by Deren Hansen
Dog Days were popularly believed to be an evil time [when] "the Sea
boiled, the Wine turned sour, Dogs grew mad, and all other creatures
became languid..." [See Wikipedia]
I was involved with an international business, our European partners
became scarce during August. Our overachieving Americans, steeped in
their Puritan work ethic, groused about our poor continental
counterparts forced to languish as they took state–mandated vacations.
has long been the habit of commercial publishers, particularly those in
New York City, to emulate the good folk across the Atlantic pond.
There's something of a collective pause in the industry during August
both because it's a good time to escape the sweltering city and because
there's business that can be better handled when everyone's back on the
job in September.
The standard advice for writers (which is
generally given by editors and agents taking August vacations) is to
focus on writing during the quiet time (i.e., the time when their emails
and calls to agents and editors will likely go unanswered).
But isn't what's good for the goose also good for the gander?

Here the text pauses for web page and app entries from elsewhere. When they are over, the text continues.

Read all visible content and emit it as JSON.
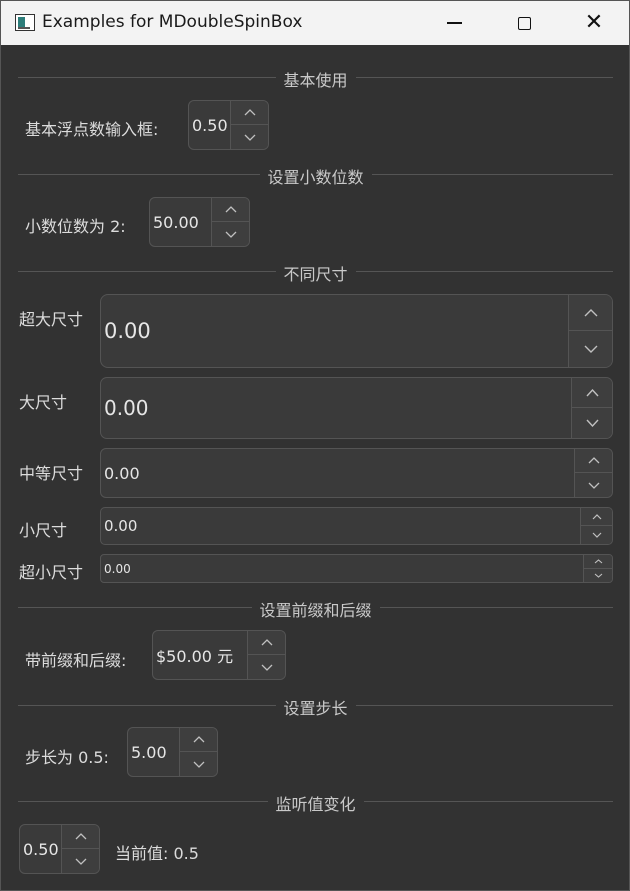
{
  "window": {
    "title": "Examples for MDoubleSpinBox",
    "controls": {
      "minimize": "minimize",
      "maximize": "maximize",
      "close": "close"
    }
  },
  "sections": {
    "basic": "基本使用",
    "decimals": "设置小数位数",
    "sizes": "不同尺寸",
    "prefix_suffix": "设置前缀和后缀",
    "step": "设置步长",
    "listen": "监听值变化"
  },
  "basic": {
    "label": "基本浮点数输入框:",
    "value": "0.50"
  },
  "decimals": {
    "label": "小数位数为 2:",
    "value": "50.00"
  },
  "sizes": {
    "huge": {
      "label": "超大尺寸",
      "value": "0.00"
    },
    "large": {
      "label": "大尺寸",
      "value": "0.00"
    },
    "medium": {
      "label": "中等尺寸",
      "value": "0.00"
    },
    "small": {
      "label": "小尺寸",
      "value": "0.00"
    },
    "tiny": {
      "label": "超小尺寸",
      "value": "0.00"
    }
  },
  "prefix_suffix": {
    "label": "带前缀和后缀:",
    "value": "$50.00 元"
  },
  "step": {
    "label": "步长为 0.5:",
    "value": "5.00"
  },
  "listen": {
    "value": "0.50",
    "current_label": "当前值: 0.5"
  },
  "icons": {
    "up": "chevron-up-icon",
    "down": "chevron-down-icon"
  }
}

not saying you should abandon a project if you're in the middle of
something and the heat of the fires of your inspiration is driving your
thermometer to new altitudes.
Still, your muses might have
more to sing about if you give them a cooler place to dance. And you'll
definitely need to refill your well if you're running your creative
swamp cooler at full blast.
So, what do you like to do to keep the dog days from eating your writing homework?
Deren Hansen is the author of the Dunlith Hill Writers Guides. Learn more at dunlithhill.com.